St Helens chairman Eamonn McManus insists that the sport must be supportive of Ben Flower during his six month suspension from Rugby League – saying that his rehabilitation has now become “paramount”.
In a statement released by the Saints following Flower’s ban being issued on Tuesday evening, McManus says that he must be accepted back into the sport when his ban expires, and insisted that St Helens will stand alongside Wigan, as well as saying that the matter needed to be dealt with only by the game’s governing body.
The statement read:
“These matters have to be dealt with by the appropriate body within the game and it has so been. Whilst serving his ban it is critical that Ben is now provided all due personal and professional support. His rehabilitation is now paramount. During the period of his ban he will be no more than a 25-year-old boy who will be extremely vulnerable emotionally.
We must assist him in any way that we can and accept him back into the sport. There is a person behind the player, and I am reliably informed by all that it is a good one. He must know that from all. Lance Hohaia certainly feels that way towards him also.
“The sport of Rugby League should not be judged by this event, but by how it deals with it.
“Ian Lenagan is a strong Chairman of a great club and I know that he will look beyond mere effect and more at cause. If anything is identified and needs to be dealt with then he will. St Helens stand firmly at the side of Wigan at this time.
“Separately, the RFL will take its duties and obligations extremely seriously. Again, we must look beyond the offence itself and identify and deal with any surrounding contributory factors. Certainly, the officiating and disciplinary structures, systems and processes need to be scrutinised, and quickly. Most agree that there has been an increasing lack of consistency in the interpretation and application of the rules of the game, and in its disciplinary sanctions when such rules are deemed to have been broken.

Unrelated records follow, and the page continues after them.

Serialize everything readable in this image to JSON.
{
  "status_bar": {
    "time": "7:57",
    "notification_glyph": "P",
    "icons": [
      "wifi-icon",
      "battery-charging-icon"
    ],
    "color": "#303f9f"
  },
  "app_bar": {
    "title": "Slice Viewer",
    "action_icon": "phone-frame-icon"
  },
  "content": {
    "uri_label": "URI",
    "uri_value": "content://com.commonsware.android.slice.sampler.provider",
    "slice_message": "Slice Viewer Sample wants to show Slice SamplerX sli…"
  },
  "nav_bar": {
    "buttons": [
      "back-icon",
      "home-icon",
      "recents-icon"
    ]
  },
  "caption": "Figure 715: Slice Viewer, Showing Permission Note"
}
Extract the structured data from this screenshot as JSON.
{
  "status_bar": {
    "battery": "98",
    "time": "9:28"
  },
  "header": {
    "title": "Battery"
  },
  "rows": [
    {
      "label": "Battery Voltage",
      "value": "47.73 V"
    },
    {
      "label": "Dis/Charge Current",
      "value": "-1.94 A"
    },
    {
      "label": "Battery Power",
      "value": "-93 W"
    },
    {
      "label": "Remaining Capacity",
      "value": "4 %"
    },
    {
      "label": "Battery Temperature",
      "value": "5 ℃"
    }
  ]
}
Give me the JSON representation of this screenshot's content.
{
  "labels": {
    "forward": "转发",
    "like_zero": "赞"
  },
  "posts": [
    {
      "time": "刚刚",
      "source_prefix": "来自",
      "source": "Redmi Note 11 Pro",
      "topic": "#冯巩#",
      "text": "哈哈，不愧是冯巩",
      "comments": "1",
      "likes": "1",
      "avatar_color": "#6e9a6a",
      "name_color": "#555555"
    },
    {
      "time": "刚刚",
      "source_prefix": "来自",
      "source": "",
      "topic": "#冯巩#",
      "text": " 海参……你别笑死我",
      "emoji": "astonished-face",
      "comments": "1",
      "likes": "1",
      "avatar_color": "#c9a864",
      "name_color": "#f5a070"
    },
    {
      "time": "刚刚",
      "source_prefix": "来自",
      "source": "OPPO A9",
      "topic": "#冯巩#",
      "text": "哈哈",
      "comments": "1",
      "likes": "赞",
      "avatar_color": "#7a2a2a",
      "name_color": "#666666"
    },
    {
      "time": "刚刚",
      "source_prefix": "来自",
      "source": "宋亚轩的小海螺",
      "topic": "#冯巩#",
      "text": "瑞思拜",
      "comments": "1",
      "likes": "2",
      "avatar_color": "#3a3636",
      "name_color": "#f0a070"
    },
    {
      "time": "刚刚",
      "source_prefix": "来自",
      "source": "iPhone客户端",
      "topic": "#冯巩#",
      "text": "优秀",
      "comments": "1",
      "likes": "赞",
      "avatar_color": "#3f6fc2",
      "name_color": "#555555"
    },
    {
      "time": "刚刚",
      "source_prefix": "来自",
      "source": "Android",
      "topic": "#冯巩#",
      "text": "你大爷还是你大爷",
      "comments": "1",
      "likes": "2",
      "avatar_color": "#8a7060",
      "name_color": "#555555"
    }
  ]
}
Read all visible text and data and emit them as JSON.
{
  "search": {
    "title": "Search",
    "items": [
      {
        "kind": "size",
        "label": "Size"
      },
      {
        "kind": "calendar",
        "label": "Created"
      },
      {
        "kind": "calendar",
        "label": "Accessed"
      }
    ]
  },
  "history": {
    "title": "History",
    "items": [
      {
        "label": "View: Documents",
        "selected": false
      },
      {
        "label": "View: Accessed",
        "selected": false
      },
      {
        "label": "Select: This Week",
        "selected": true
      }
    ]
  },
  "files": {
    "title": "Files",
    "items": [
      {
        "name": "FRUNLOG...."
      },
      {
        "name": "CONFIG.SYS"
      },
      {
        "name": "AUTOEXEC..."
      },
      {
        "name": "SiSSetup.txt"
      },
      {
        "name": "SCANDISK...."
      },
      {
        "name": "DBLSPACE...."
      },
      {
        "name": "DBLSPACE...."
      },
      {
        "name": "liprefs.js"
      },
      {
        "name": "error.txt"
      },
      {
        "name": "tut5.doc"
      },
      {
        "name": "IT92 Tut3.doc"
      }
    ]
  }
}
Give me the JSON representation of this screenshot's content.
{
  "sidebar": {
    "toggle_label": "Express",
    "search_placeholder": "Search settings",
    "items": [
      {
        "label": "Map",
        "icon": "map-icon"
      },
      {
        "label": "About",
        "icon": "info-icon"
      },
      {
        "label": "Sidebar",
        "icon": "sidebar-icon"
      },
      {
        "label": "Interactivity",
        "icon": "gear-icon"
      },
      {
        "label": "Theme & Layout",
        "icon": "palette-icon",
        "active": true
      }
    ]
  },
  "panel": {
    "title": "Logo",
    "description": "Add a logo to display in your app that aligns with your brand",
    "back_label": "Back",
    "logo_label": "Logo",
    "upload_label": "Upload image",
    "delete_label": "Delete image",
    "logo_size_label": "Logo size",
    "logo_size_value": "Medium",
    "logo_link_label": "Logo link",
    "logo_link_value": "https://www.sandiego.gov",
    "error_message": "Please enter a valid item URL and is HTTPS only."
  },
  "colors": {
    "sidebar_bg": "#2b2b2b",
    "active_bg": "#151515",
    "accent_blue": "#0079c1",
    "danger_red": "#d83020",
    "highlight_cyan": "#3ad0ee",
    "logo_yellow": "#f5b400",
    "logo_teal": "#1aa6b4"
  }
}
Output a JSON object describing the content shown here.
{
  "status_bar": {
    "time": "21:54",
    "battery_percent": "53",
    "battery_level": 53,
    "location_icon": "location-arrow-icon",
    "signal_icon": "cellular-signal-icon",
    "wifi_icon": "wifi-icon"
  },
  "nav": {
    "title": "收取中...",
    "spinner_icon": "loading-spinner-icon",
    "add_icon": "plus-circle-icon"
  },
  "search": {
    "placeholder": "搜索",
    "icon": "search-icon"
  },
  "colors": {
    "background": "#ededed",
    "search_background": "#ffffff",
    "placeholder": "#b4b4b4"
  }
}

“Real and rapid introspection is critical and trust needs to be unequivocal. Coaches and players must have much more clarity and consistency in the application of the rules and in their sanctions so as not to tempt participants to exploit unclear boundaries nor to risk the unpredictability of sanctions.
“This matter gives the sport of Rugby League the opportunity to positively differentiate itself yet again by dealing with a high profile problem in an efficient, transparent, pragmatic and effective manner. I am confident that it will.”